Hotel Vieje Cuba Quito
We stayed at this colonial style hotel just one night after our return from the Amazon and before our flight to Panama. The triple room was $7.01 thanks to some hotels.com ‘free night’ credit. And the double room was $65.36. The included breakfast was exceptional as was the service.
Our rooms were teeny tiny compared to what we’re used to but it was a charming place. I’d stay again but would ask for one of the larger rooms for a longer stay.
Eating in Quito
Dining out can be super cheap in Quito if you eat locally. Menu del Dia for $2.25 to $2.75. Really good stuff.
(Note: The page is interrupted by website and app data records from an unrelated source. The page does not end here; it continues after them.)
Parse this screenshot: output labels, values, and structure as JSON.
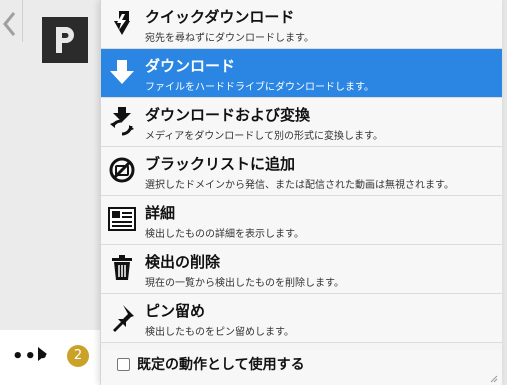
{
  "menu": {
    "items": [
      {
        "title": "クイックダウンロード",
        "desc": "宛先を尋ねずにダウンロードします。",
        "icon": "quick-download-icon"
      },
      {
        "title": "ダウンロード",
        "desc": "ファイルをハードドライブにダウンロードします。",
        "icon": "download-arrow-icon"
      },
      {
        "title": "ダウンロードおよび変換",
        "desc": "メディアをダウンロードして別の形式に変換します。",
        "icon": "download-convert-icon"
      },
      {
        "title": "ブラックリストに追加",
        "desc": "選択したドメインから発信、または配信された動画は無視されます。",
        "icon": "blacklist-icon"
      },
      {
        "title": "詳細",
        "desc": "検出したものの詳細を表示します。",
        "icon": "details-icon"
      },
      {
        "title": "検出の削除",
        "desc": "現在の一覧から検出したものを削除します。",
        "icon": "trash-icon"
      },
      {
        "title": "ピン留め",
        "desc": "検出したものをピン留めします。",
        "icon": "pin-icon"
      }
    ],
    "default_action_label": "既定の動作として使用する",
    "selected_color": "#2a86e2"
  },
  "left": {
    "badge_count": "2",
    "more_label": "•••",
    "badge_color": "#c9a227"
  }
}
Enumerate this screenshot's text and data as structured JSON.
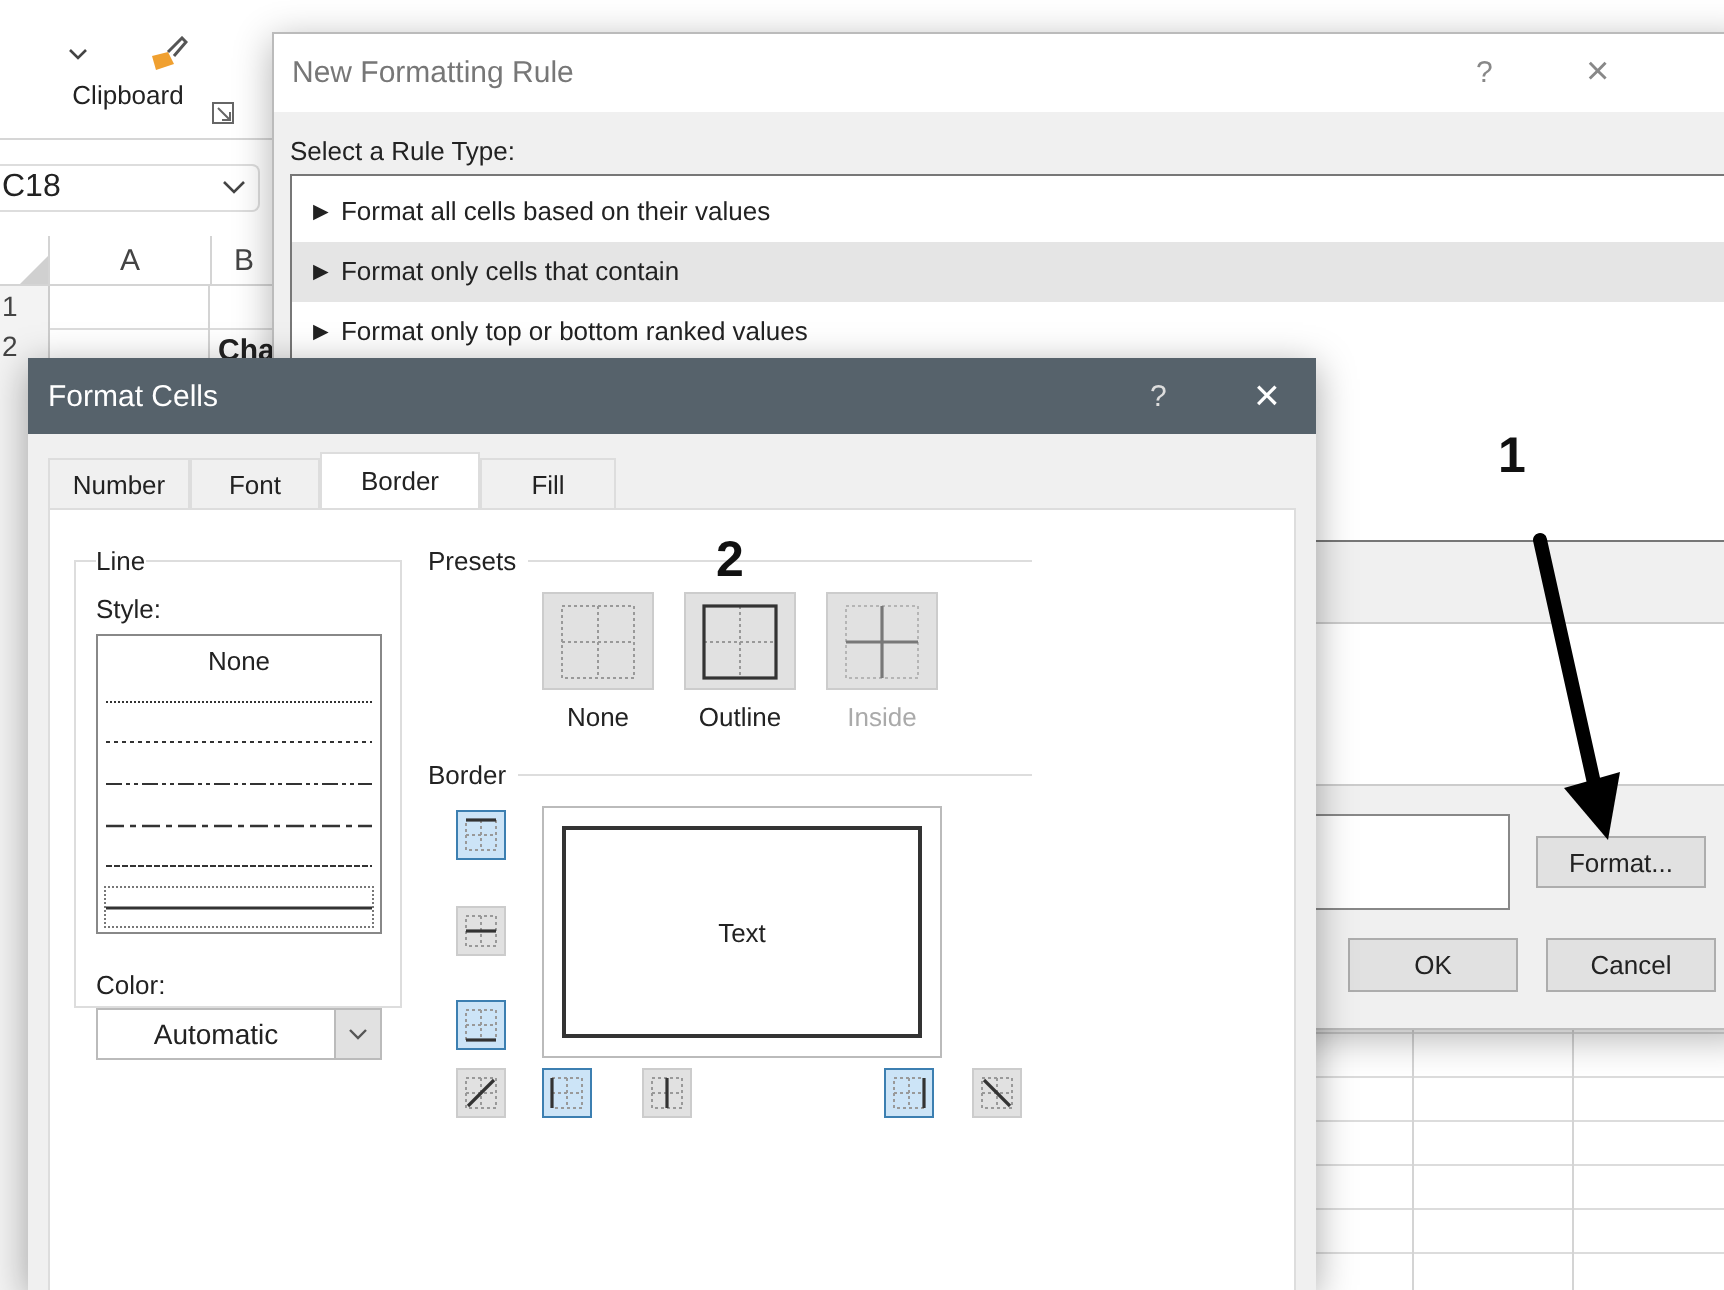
{
  "excel": {
    "clipboard_label": "Clipboard",
    "name_box": "C18",
    "columns": [
      "A",
      "B"
    ],
    "rows": [
      "1",
      "2"
    ],
    "cell_text": "Cha"
  },
  "rule_dialog": {
    "title": "New Formatting Rule",
    "help": "?",
    "close": "×",
    "section_label": "Select a Rule Type:",
    "rule_types": [
      {
        "label": "► Format all cells based on their values",
        "selected": false
      },
      {
        "label": "► Format only cells that contain",
        "selected": true
      },
      {
        "label": "► Format only top or bottom ranked values",
        "selected": false
      }
    ],
    "format_button": "Format...",
    "buttons": [
      "OK",
      "Cancel"
    ]
  },
  "format_dialog": {
    "title": "Format Cells",
    "help": "?",
    "close": "×",
    "tabs": [
      {
        "label": "Number",
        "selected": false
      },
      {
        "label": "Font",
        "selected": false
      },
      {
        "label": "Border",
        "selected": true
      },
      {
        "label": "Fill",
        "selected": false
      }
    ],
    "line_group": "Line",
    "style_label": "Style:",
    "styles": [
      {
        "kind": "none",
        "label": "None",
        "selected": false
      },
      {
        "kind": "hair",
        "selected": false
      },
      {
        "kind": "dotted",
        "selected": false
      },
      {
        "kind": "dashdotdot",
        "selected": false
      },
      {
        "kind": "dashdot",
        "selected": false
      },
      {
        "kind": "dashed",
        "selected": false
      },
      {
        "kind": "solid",
        "selected": true
      }
    ],
    "color_label": "Color:",
    "color_value": "Automatic",
    "presets_label": "Presets",
    "presets": [
      {
        "kind": "none",
        "label": "None",
        "disabled": false
      },
      {
        "kind": "outline",
        "label": "Outline",
        "disabled": false
      },
      {
        "kind": "inside",
        "label": "Inside",
        "disabled": true
      }
    ],
    "border_label": "Border",
    "border_buttons": [
      {
        "kind": "top",
        "on": true
      },
      {
        "kind": "middle_h",
        "on": false
      },
      {
        "kind": "bottom",
        "on": true
      },
      {
        "kind": "diag_up",
        "on": false
      },
      {
        "kind": "left",
        "on": true
      },
      {
        "kind": "middle_v",
        "on": false
      },
      {
        "kind": "right",
        "on": true
      },
      {
        "kind": "diag_down",
        "on": false
      }
    ],
    "preview_text": "Text"
  },
  "annotations": [
    {
      "label": "1",
      "kind": "arrow"
    },
    {
      "label": "2",
      "kind": "plain"
    }
  ]
}
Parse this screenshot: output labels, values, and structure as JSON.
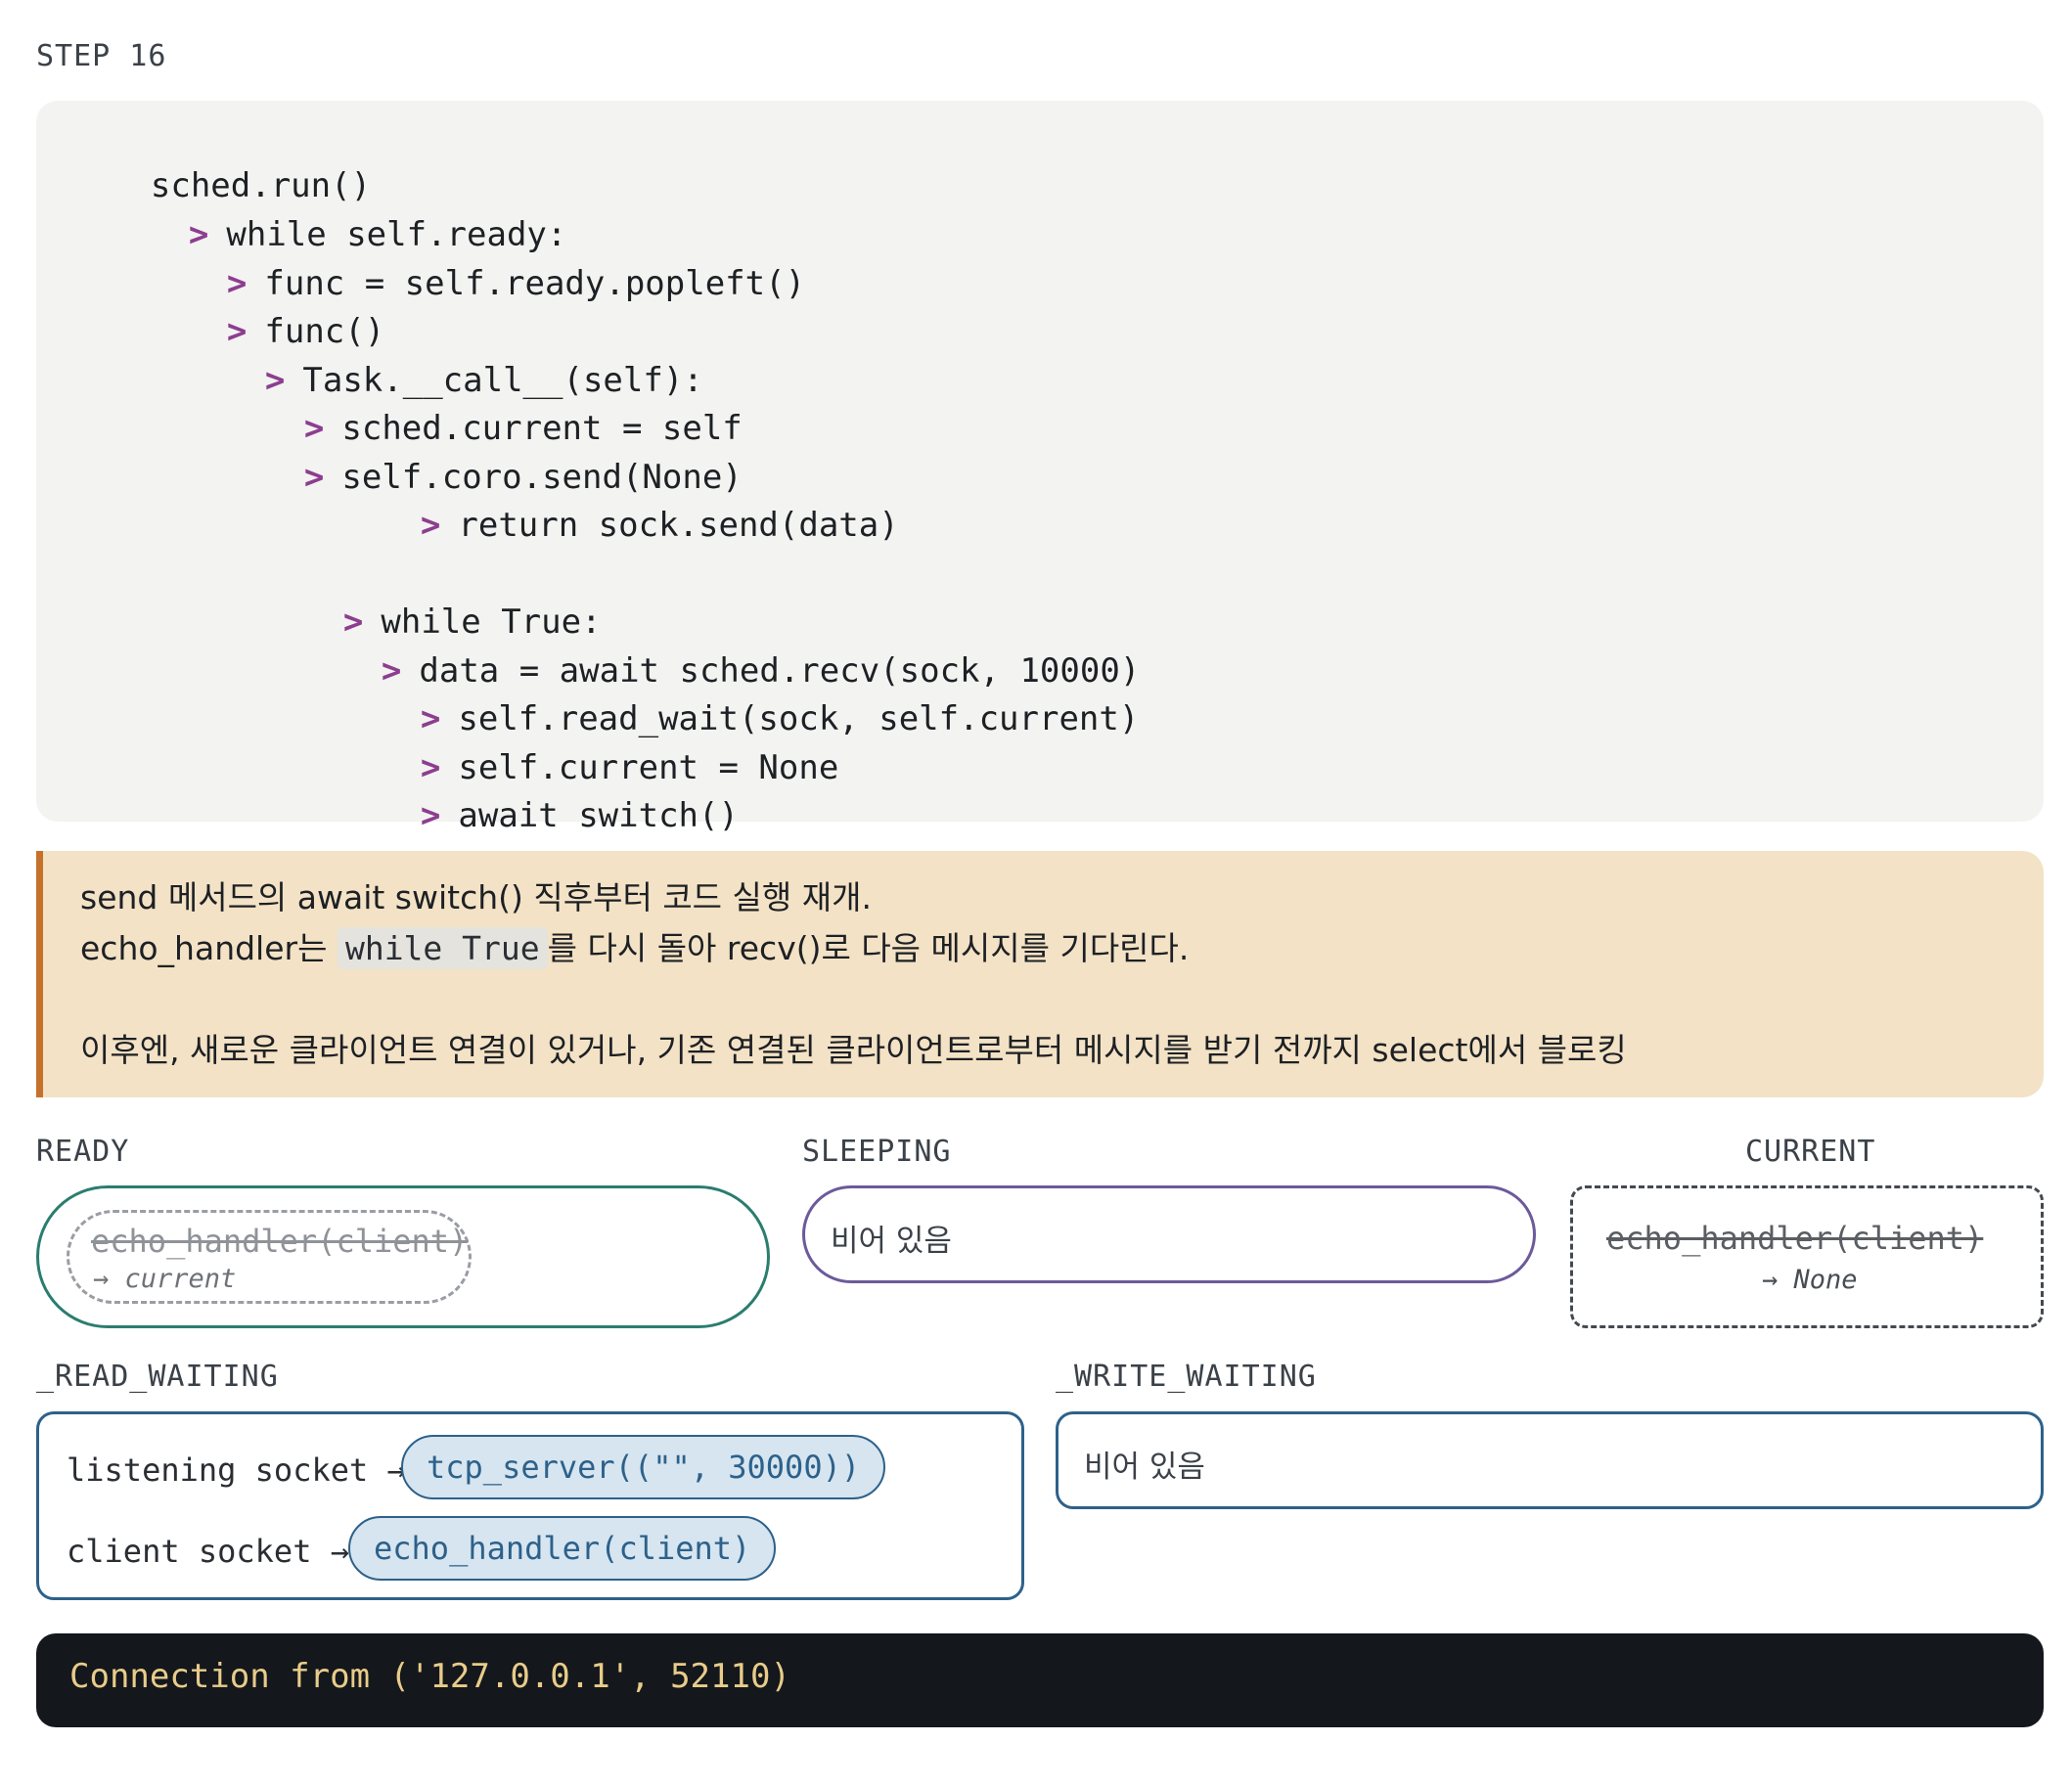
{
  "step_label": "STEP 16",
  "code_lines": [
    {
      "arrow": "",
      "text": "sched.run()"
    },
    {
      "arrow": ">",
      "text": "while self.ready:"
    },
    {
      "arrow": ">",
      "text": "func = self.ready.popleft()"
    },
    {
      "arrow": ">",
      "text": "func()"
    },
    {
      "arrow": ">",
      "text": "Task.__call__(self):"
    },
    {
      "arrow": ">",
      "text": "sched.current = self"
    },
    {
      "arrow": ">",
      "text": "self.coro.send(None)"
    },
    {
      "arrow": ">",
      "text": "return sock.send(data)"
    },
    {
      "arrow": ">",
      "text": "while True:"
    },
    {
      "arrow": ">",
      "text": "data = await sched.recv(sock, 10000)"
    },
    {
      "arrow": ">",
      "text": "self.read_wait(sock, self.current)"
    },
    {
      "arrow": ">",
      "text": "self.current = None"
    },
    {
      "arrow": ">",
      "text": "await switch()"
    }
  ],
  "note": {
    "line1": "send 메서드의 await switch() 직후부터 코드 실행 재개.",
    "line2_before": "echo_handler는 ",
    "line2_code": "while True",
    "line2_after": "를 다시 돌아 recv()로 다음 메시지를 기다린다.",
    "line3": "이후엔, 새로운 클라이언트 연결이 있거나, 기존 연결된 클라이언트로부터 메시지를 받기 전까지 select에서 블로킹"
  },
  "ready": {
    "label": "READY",
    "task": "echo_handler(client)",
    "note": "→ current"
  },
  "sleeping": {
    "label": "SLEEPING",
    "empty": "비어 있음"
  },
  "current": {
    "label": "CURRENT",
    "task": "echo_handler(client)",
    "note": "→ None"
  },
  "read_waiting": {
    "label": "_READ_WAITING",
    "rows": [
      {
        "label": "listening socket →",
        "task": "tcp_server((\"\", 30000))"
      },
      {
        "label": "client socket →",
        "task": "echo_handler(client)"
      }
    ]
  },
  "write_waiting": {
    "label": "_WRITE_WAITING",
    "empty": "비어 있음"
  },
  "terminal": {
    "output": "Connection from ('127.0.0.1', 52110)"
  },
  "colors": {
    "arrow": "#8c3e8f",
    "ready_border": "#2a7d6f",
    "sleeping_border": "#6c5a9a",
    "waiting_border": "#2d618a",
    "note_bg": "#f3e2c5",
    "note_accent": "#c5722c",
    "terminal_bg": "#14181c",
    "terminal_text": "#e9cc8a"
  }
}
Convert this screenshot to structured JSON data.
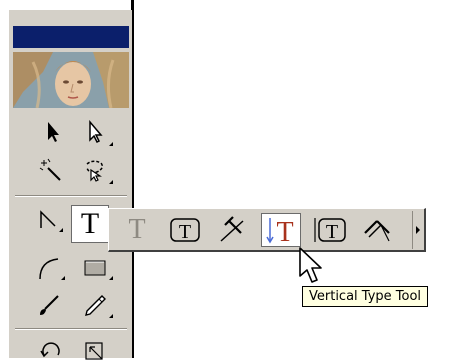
{
  "panel": {
    "title_bar_color": "#0b1f6b",
    "background_color": "#d4d0c8"
  },
  "tools": [
    {
      "name": "selection-tool",
      "icon": "arrow-icon"
    },
    {
      "name": "direct-selection-tool",
      "icon": "hollow-arrow-icon"
    },
    {
      "name": "magic-wand-tool",
      "icon": "magic-wand-icon"
    },
    {
      "name": "lasso-tool",
      "icon": "lasso-icon"
    },
    {
      "name": "pen-tool",
      "icon": "pen-icon"
    },
    {
      "name": "type-tool",
      "icon": "type-icon",
      "glyph": "T"
    },
    {
      "name": "arc-tool",
      "icon": "arc-icon"
    },
    {
      "name": "rectangle-tool",
      "icon": "rectangle-icon"
    },
    {
      "name": "paintbrush-tool",
      "icon": "brush-icon"
    },
    {
      "name": "pencil-tool",
      "icon": "pencil-icon"
    },
    {
      "name": "rotate-tool",
      "icon": "rotate-icon"
    },
    {
      "name": "scale-tool",
      "icon": "scale-icon"
    }
  ],
  "flyout": {
    "items": [
      {
        "name": "type-tool",
        "icon": "type-icon",
        "glyph": "T"
      },
      {
        "name": "area-type-tool",
        "icon": "area-type-icon",
        "glyph": "T"
      },
      {
        "name": "type-on-path-tool",
        "icon": "type-on-path-icon"
      },
      {
        "name": "vertical-type-tool",
        "icon": "vertical-type-icon",
        "glyph": "T",
        "selected": true
      },
      {
        "name": "vertical-area-type-tool",
        "icon": "vertical-area-type-icon",
        "glyph": "T"
      },
      {
        "name": "vertical-type-on-path-tool",
        "icon": "vertical-type-on-path-icon"
      }
    ],
    "selected_color": "#a8321c"
  },
  "tooltip": {
    "text": "Vertical Type Tool"
  }
}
Cevecerias (seafood restaurants) even have daily specials around $3.50.
Dining out can easily be super expensive in Quito, especially if you don’t pay attention and walk into a tourist restaurant. Here you’ll find prices on par with North American dining.
Although it would have been cheaper for us to eat out at local restaurants, we took advantage of our VRBO kitchen and cooked our own meals. We bought in season local fruits and vegetables, meats and staples at the local supermarket, SuperMaxi, and even used their frequent shopper discount card. We typically spent about $36 USD per day, including beer and wine. Cooking for ourselves was a nice break. We found the food in South America delicious but overly salty and scarce on vegetables.
Ecuador uses the USD. Lots of one dollar coins! Credit cards are not widely accepted outside hotels, tourist restaurants and large chains.
Even tour companies require cash payments or they add on a 6% transaction fee for credit card payments. Apparently this does not cover their full cost of accepting credit cards. You need an Ecuadorian bank account to make a money transfer. Otherwise, if you’re booking ahead (more than three days) you could pay the tour company by wire transfer.
The SuperMaxi grocery store accepts credit cards with no extra fees.
Since you’ll need cash here in Ecuador, either bring USD with you or choose your ATM wisely. Astonishing. The ATM inside the JW Marriott hotel did NOT add a transaction fee to withdraw US dollars. Though the cash limit is $300 USD. You can make multiple $300 withdrawals up to your personal bank limit.
Try to use an all inclusive bank account that doesn’t add on their own international ATM transaction fee. I covet the US Charles Scwab account that reimburses even the ATM fees.
Of note, the USD bills dispensed from ATMs here are NOT crisp. In fact, they’re pretty filthy, marked up and sometimes torn. It’s often difficult to get rid of these dirty bills abroad, especially at border crossings and money changers. Everyone wants crisp USD.
There is a fixed price airport taxi to the central area of Quito for $25 USD. If the dispatcher doesn’t give it to you, ask for a coupon card for a $20 return fare.
Taxis from the downtown hotels may be more expensive back to the airport. The Holiday Inn fare was posted as $25 USD.
We didn’t need to hand over the coupon card to get the $20 fare to the airport, so it’s not technically a coupon. But it eliminated the need to negotiate with the driver. And the hotel can’t really charge their own fare in this case.
Check back for our three night tour of the ‘deep Amazon’. Or just subscribe to our email list to receive a notification. We won’t use it for aything else, promise.
Or check out Rob’s post on Machu Picchu.
We’re in San Juan del Sur Nicaragua right now where each morning we enjoy our coffee on the balcony overlooking the ocean. Hannah’s friend from Ottawa will be joining us soon!
The ceviche is delicious.